Tim Seibles 10-08-07


David Shumate 10-26-08


Dave Smith 04-10-09 


Katherine Soniat 01-21-2012


Katherine Soniat 11-30-07


Gary Soto 03-23-07


Mark Sullivan 08-28-09


Mathias Svalina 04-02-2012

Frank Stanford 10-25-2010

Mark Strand 02-22-2010


Mark Svenvold 03-23-09


Robert Thomas 05-03-2011


Brian Turner 05-13-07


Joshua Vinzant 01-30-2011


Tribute to Virginia Tech 04-24-07


Connie Voisine 10-1-2011


Charles Harper Webb 10-12-07
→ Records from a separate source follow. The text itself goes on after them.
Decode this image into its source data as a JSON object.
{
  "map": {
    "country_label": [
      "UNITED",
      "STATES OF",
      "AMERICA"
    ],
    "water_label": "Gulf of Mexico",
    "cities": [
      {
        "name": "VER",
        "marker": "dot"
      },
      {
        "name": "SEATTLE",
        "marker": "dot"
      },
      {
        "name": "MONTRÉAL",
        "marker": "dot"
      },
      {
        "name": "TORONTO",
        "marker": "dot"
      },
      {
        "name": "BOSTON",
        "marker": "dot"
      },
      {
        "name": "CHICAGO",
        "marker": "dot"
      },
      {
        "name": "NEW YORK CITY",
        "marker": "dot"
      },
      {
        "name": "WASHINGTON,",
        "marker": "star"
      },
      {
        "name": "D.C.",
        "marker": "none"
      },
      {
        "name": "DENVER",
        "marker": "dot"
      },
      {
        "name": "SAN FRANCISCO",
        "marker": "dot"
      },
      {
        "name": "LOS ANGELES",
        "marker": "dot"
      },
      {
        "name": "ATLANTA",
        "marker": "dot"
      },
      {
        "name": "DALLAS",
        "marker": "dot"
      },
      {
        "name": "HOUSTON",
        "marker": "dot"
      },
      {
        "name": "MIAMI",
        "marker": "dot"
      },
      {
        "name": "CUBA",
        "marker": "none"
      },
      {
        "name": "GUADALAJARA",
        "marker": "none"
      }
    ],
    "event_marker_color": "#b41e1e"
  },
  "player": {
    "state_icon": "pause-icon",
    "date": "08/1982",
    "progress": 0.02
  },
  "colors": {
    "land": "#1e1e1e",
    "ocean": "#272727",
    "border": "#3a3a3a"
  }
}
David Wevill 03-27-2011


C.K. Williams 05-25-07


Susan B.A. Somers-Willett 06-29-07


Charles Wright 01-27-07


Robert Wrigley 10-11-2010


Robert Wrigley 08-17-07


Robert Wrigley 04-09-07


Robert Wrigley 02-03-07